But what you'd want I think is the Pio 1021. The world is changing over to IP control of systems. Pioneer has been the leader there for a couple years at least. The 1021 really is a higher-end receiver marked down, while the 509 is a low-end receiver for an amazing price. (Personally I'd get either 509 or 1021, ignore the 609). Both support IP control so you can then control your full system with something like Roomie Remote for iOS that doesn't even need infrared.

notabadname's picture

I've had the TX-SR805 for nearly 2 years and love it. It gets some serious use in my home theater, and has proven to be very reliable as well as a great sounding AVR. I particularly like the Audyssey setup feature for balancing your channels but the Pioneer has an equivalent setup. The 609 seems to be pretty well reviewed, but so is the 1021. Both with 1.4 HDMI, but the TX-NR609 has Marvell Qdeo upconversion (same as in the new Oppo BDP-93 BD Player) and upscaling all the way up to a 4k resolutions. That could be a nice feature to have in a receiver you will likely be running for the next decade or better.

Tough choice, and I don't imagine either would be a "mistake" or disappointment. Good luck and let us know which wins out and your opinions when you get it home.

Remonster's picture

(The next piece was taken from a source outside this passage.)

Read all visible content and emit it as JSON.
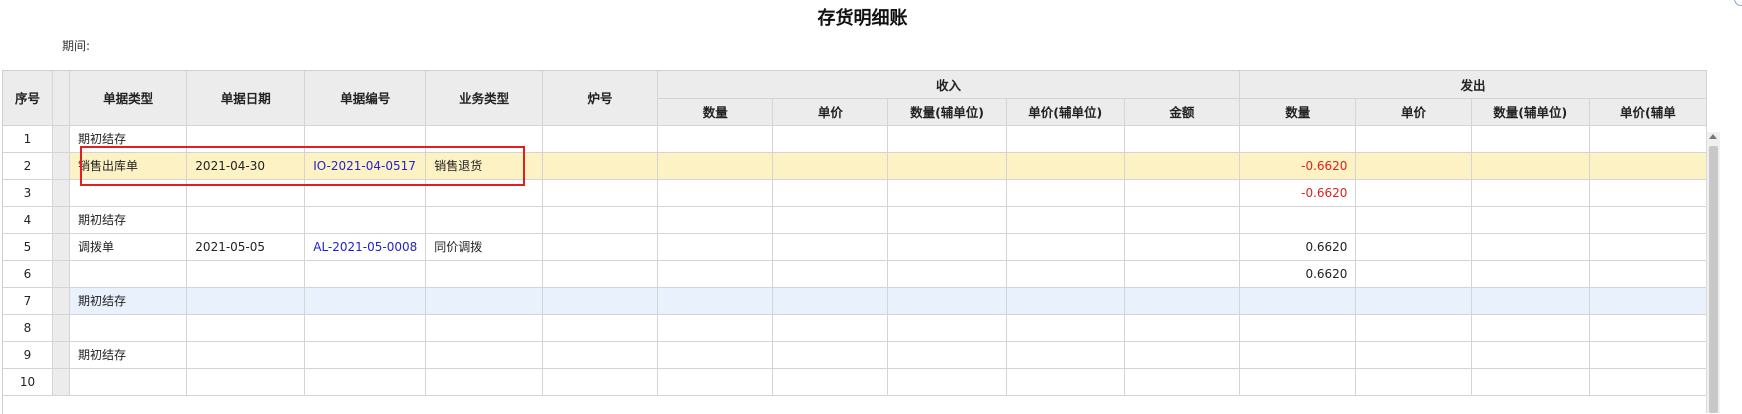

I've never used a Pioneer receiver but I have a couple Onkyos in different rooms and think they're a great value, never had a problem with any of them. I also have a pair of Denon receivers in that price range which I highly recommend.